Groups acting on sets
Further information: group action
The simplest kind of group action is that on a set. A group action of a group on a set is a homomorpihsm . In other words, every element of the group induces a permutation on and the product of two elements of the groups induces the composition of the two permutations.
A group action can also be viewed as a map where the image of is . We often write this simply as . The homomorphism property then translates to:
Before the advent of the abstract group
Historically, in the time of Cayley and Sylvester, groups were not viewed as abstract sets with a multiplication, but rather as groups of transformations on sets. In fact, the term group itself arose from the idea of a group of transformations. For instance, a contemporary of Cayley would define a group as something like: a collection of transformations on a set that is closed under composition and inversion. Today, we look at this as the definition of a faithful group action.
In this historical view, two different faithful group actions of the same group would actually be viewed as different groups. This is roughly analogous to saying that the same actor, in two different plays, is treated as different persons. The identity of the group was thus tied to its action.
After the advent of the abstract group
After the abstract definition of group was laid down by von Dyck and generally accepted by the mathematical community, people started considering the question: given an abstract group, what is the relation bettween its abstract structure, and the various group actions (also called permutation representations) that it can have?
A linear representation of a group over a field is a homomorphisms where is a -vector space, and is the group of invertible -linear maps from to itself.
In other words, a linear representation is an action of a group on a vector space by linear transformations.
The catching-on of linear representations
The study of general linear groups and similar phenomena first gained currency with the work of Sophus Lie, which was mainly on Lie groups over fields like reals or complex numbers.
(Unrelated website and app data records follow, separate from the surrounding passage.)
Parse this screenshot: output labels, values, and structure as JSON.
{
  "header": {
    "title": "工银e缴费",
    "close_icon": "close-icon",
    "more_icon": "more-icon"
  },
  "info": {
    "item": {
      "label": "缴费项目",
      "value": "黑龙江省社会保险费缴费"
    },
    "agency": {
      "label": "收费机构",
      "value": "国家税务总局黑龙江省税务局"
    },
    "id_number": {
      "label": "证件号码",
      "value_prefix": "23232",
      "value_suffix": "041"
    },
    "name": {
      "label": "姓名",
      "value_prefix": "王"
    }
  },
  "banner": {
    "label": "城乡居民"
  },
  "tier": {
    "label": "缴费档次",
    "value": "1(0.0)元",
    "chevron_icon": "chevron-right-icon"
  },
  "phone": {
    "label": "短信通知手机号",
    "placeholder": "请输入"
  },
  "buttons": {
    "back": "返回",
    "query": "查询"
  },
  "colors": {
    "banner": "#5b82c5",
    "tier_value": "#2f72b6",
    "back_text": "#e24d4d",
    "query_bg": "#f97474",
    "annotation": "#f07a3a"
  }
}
However, they were not initially perceived as a useful tool to study finite groups.